Orphanage in Haiti braced for Irma

Make text smaller Make text larger

  • A woman pushes out floodwaters on her property after the passing of Hurricane Irma in St. John’s, Antigua and Barbuda (AP Photo/Johnny Jno-Baptiste)

    A woman pushes out floodwaters on her property after the passing of Hurricane Irma in St. John’s, Antigua and Barbuda (AP Photo/Johnny Jno-Baptiste)


Residents of a Bermudian-run orphanage in Haiti braced for impact yesterday as Category 5 Hurricane Irma bore down on the region.

Feed My Lambs Ministry in Montrouis has stockpiled enough food to last two weeks and final preparations were being made.

The storm, one of the strongest recorded in the Atlantic, inflicted major damage in Saint Barthelemy and Saint Martin, and had moved on to Puerto Rico after making landfall in Barbuda early yesterday morning.

Linda Adderley, sister of Feed My Lambs founder Phillip Rego, said: “They are definitely taking this quite seriously. They are preparing.”

She said staff at the compound, which consists of an orphanage, school, farm and medical clinic, had finished plastering the roof to stop it leaking.

They had also cut down trees to minimise potential damage to the buildings and windows, and had stockpiled two cylinders of gas.

Ms Adderley added: “The orphanage has enough food for two weeks. They aren’t taking any chances because if the bridges go out, they can’t get anything.”

She said that they had asked the students in Port-au-Prince, on Haiti’s north coast, to make their way back to the orphanage “for safety”.

Ms Adderley said they are also keeping an eye on the Dominican Republic, where another two students are at university.

And while she said that Montrouis is farther south, it could still be affected if there is heavy rainfall, which could lead to flooding and debris washing down from the mountains.

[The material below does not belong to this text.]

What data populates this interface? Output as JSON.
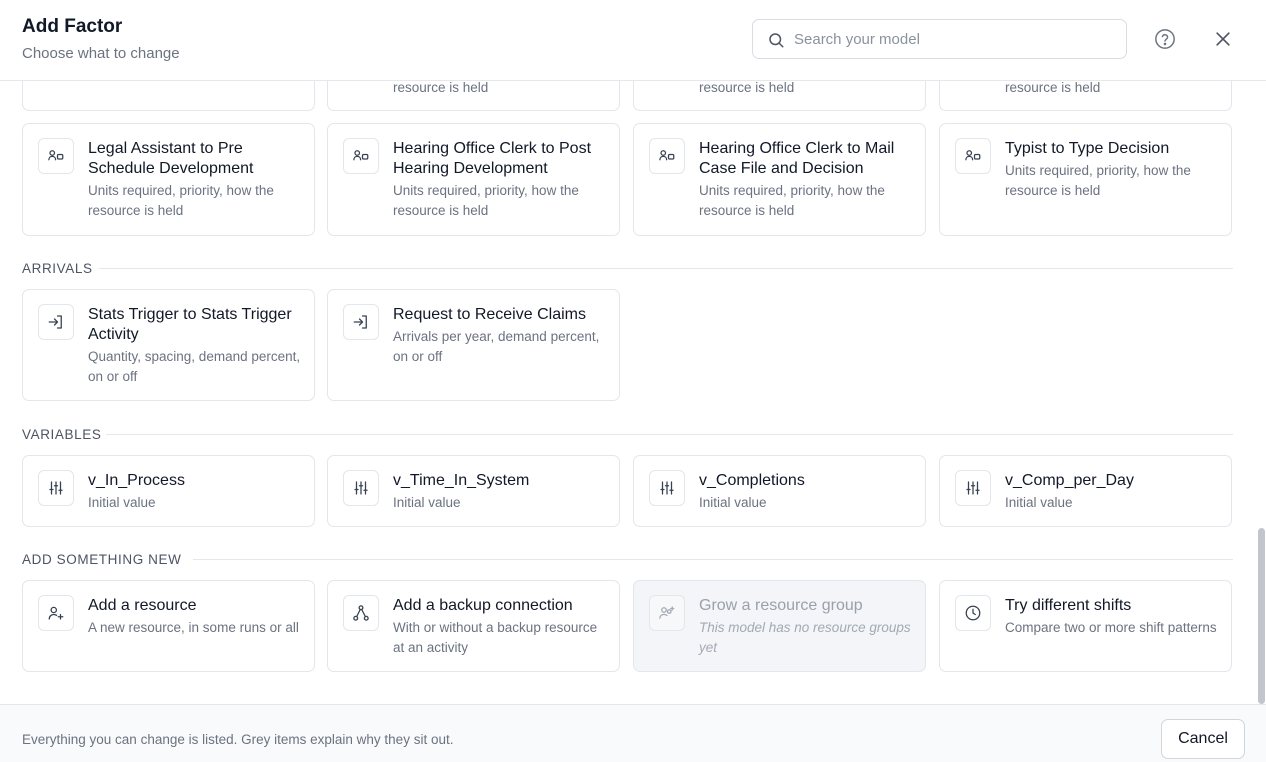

By noon yesterday, a hurricane warning had been issued for Haiti’s northern coast and a tropical storm watch for the western coast.

In the Bahamas, where last year’s Hurricane Matthew hit hard, resident Guilden Gilbert Jr told The Royal Gazette that locals were taking no chances.

“The last track has it going about 130 miles to our west,” Mr Gilbert reported from Nassau, where skies remained clear.

“Turks and Caicos are probably going to get hit very badly. It was going 185mph when it hit Barbuda. We just have to prepare and hope for the best — it doesn’t make sense leaving anything to chance.”

• Feed My Lambs Ministry will be hosting a free appreciation evening at BUEI from 5.30pm to 7.30pm on Wednesday [September 13] to provide an update on the work the charity has been doing in Haiti.

RSVP by e-mailing regolinda@yahoo.com.

You must be registered or signed-in to post comment or to vote.

Published Sep 7, 2017 at 8:00 am (Updated Sep 7, 2017 at 6:21 am)

Orphanage in Haiti braced for Irma

What you
Need to
Know
1. For a smooth experience with our commenting system we recommend that you use Internet Explorer 10 or higher, Firefox or Chrome Browsers. Additionally please clear both your browser's cache and cookies - How do I clear my cache and cookies?
2. Please respect the use of this community forum and its users.
3. Any poster that insults, threatens or verbally abuses another member, uses defamatory language, or deliberately disrupts discussions will be banned.
4. Users who violate the Terms of Service or any commenting rules will be banned.
5. Please stay on topic. "Trolling" to incite emotional responses and disrupt conversations will be deleted.
6. To understand further what is and isn't allowed and the actions we may take, please read our Terms of Service
7. To report breaches of the Terms of Service use the flag icon

  • Take Our Poll

    Today's Obituaries